“A hunch?” Alphonsine asked. “I guess he wasn’t the type to kiss and tell.”

“He disappeared.”

“Disappeared?” Dashiell asked.

“We were staying in a hostel, dorm style. I didn’t make the curfew. But in the morning I went back to get my things. He wasn’t there. We had tickets for a ten a.m. ferry to Cyprus. I thought about taking his stuff in case he was running late.”

“He didn’t make the boat?” Dashiell asked.

“No, he didn’t.”

“Maybe he got very lucky,” Alphonsine said looking at Dashiell. “Maybe they ran off together and had lots of babies.”

“I don’t think so,” said David, “although I was pretty sure it was something like that at the time. I thought we might catch each other later, at the next port of call. We’d discussed some possible itineraries. Nothing was settled.”

“But you didn’t see him again?” Dashiell asked seriously, following something in his father’s tone.

“No, no I didn’t.” He looked like he might go on with his story, but then he said, “Let’s get out of here. Go somewhere we can drink.”

They stopped at an old writer’s bar in the West Village, then went on to another couple of places. They ran into a few people David knew but hadn’t seen in years, as well as strangers who recognized him and wanted to buy a famous writer a drink. The old man introduced his son and “the lovely” Mademoiselle Camille St. Valois. There was little real conversation. Mostly, Alphonsine and Dashiell listened to his stories, none of which had anything to do with his offspring. They might as well have been fans on whom he was bestowing the gift of his presence, yet Alphonsine was certain he loved Dashiell in his way. What else could explain that underlying anxiety? Which she now understood came from his suspicion of her.

What he thought and what he could prove were different things entirely.

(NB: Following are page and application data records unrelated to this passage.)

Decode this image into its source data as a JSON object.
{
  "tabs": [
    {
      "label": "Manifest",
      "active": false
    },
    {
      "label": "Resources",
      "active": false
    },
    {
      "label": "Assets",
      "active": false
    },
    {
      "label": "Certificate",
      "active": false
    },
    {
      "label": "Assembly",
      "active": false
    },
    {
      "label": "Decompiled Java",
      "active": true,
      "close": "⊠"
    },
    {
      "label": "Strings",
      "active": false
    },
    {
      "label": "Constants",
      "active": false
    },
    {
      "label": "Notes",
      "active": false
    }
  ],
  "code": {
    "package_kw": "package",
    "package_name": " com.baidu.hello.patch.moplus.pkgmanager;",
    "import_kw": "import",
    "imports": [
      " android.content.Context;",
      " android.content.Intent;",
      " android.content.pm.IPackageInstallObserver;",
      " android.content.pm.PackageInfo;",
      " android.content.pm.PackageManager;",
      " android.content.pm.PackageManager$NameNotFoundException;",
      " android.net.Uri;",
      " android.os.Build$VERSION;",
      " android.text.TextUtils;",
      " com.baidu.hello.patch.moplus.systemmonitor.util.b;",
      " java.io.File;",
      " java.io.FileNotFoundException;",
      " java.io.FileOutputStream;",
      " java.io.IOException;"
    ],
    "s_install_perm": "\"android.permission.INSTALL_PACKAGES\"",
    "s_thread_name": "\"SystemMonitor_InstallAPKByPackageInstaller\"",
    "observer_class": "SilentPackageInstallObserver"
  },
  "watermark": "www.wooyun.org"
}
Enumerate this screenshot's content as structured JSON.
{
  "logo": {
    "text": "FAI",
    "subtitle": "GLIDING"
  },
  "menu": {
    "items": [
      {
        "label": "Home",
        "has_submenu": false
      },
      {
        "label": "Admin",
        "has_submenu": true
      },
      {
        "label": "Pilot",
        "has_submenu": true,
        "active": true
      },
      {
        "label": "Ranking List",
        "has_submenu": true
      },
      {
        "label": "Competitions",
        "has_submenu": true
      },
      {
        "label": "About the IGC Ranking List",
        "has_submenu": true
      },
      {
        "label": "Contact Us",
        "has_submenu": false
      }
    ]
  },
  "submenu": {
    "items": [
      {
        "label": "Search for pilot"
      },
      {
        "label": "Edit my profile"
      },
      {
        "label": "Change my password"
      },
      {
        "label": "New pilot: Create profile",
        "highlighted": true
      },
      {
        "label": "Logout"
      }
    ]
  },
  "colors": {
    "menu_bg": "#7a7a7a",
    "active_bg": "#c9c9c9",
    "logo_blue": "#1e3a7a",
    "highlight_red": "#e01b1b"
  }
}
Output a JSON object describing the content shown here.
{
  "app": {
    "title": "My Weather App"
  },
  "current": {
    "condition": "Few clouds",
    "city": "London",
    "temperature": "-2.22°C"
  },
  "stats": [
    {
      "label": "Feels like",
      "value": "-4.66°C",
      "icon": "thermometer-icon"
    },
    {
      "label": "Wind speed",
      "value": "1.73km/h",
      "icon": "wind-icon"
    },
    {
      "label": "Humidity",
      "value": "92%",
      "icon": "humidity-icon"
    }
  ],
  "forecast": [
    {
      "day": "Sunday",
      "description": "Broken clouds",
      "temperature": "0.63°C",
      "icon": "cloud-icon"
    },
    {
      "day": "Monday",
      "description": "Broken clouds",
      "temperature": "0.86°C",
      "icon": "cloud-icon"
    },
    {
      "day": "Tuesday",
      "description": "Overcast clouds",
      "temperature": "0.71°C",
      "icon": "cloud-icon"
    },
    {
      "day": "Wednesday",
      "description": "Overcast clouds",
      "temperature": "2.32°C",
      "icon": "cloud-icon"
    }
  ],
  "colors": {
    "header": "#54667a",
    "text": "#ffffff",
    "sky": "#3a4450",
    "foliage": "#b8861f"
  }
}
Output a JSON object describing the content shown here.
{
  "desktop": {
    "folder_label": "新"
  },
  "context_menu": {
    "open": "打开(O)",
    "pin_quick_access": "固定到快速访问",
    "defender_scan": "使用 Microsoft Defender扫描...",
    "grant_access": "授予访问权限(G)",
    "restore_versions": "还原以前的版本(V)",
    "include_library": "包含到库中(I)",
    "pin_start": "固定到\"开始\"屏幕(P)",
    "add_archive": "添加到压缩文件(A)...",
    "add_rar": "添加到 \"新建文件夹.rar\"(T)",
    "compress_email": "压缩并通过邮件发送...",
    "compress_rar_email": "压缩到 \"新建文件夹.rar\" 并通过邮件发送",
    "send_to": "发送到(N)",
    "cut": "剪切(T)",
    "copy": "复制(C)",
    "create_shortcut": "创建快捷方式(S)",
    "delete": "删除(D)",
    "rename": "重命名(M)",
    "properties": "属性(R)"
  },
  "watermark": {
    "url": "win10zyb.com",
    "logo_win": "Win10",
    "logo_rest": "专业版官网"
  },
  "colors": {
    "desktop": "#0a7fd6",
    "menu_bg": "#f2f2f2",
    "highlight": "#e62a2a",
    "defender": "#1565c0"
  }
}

Creative minds were capable of great intuitive leaps, but what could he know of her true nature? If he went to Dashiell what would he say?

“Have you ever seen your girlfriend in daylight?”

The answer would be yes.

“Have you seen her eat food?”

Again, yes.

“Has she entered a residence without being invited?”

Well, that would just be rude wouldn’t it?

The myths kept her safe. Yet, he might need to be dealt with, which wasn’t something she wanted to do. Dashiell seemed so happy to be with his father. She knew what it was like to have neglectful parents. One loved them no less. And when they reached out even a little, as David was doing, the grudges melted away.

If something needed to be done, she would ask Pierre to help. Of course he’d chide her, remind her this is what comes from getting too close to mortals, from living too much in the spotlight. But he’d come through and make sure the old man’s end was quick and painless, and then she’d do what she could to comfort her lover.

By the end of the evening, David was slurred and sloppy, so they rode with him back to his hotel. Dashiell escorted his father into the lobby and let a bellhop take it from there while she waited in the taxi. They were quiet most of the ride back to Brooklyn.

“A kiss for your thoughts,” he said leaning over and pecking her cheek.

“I was just thinking how cute you must have been as a boy,” she answered.

About the Author

VM Gautier is a pseudonym. This is not VM's first book, but it is VM's first book with fangs. VM is no one you've heard of and is not trying to fool anyone. All will probably be revealed soon, but meantime VM is enjoying the masquerade.
We are never more ourselves than when we wear a disguise.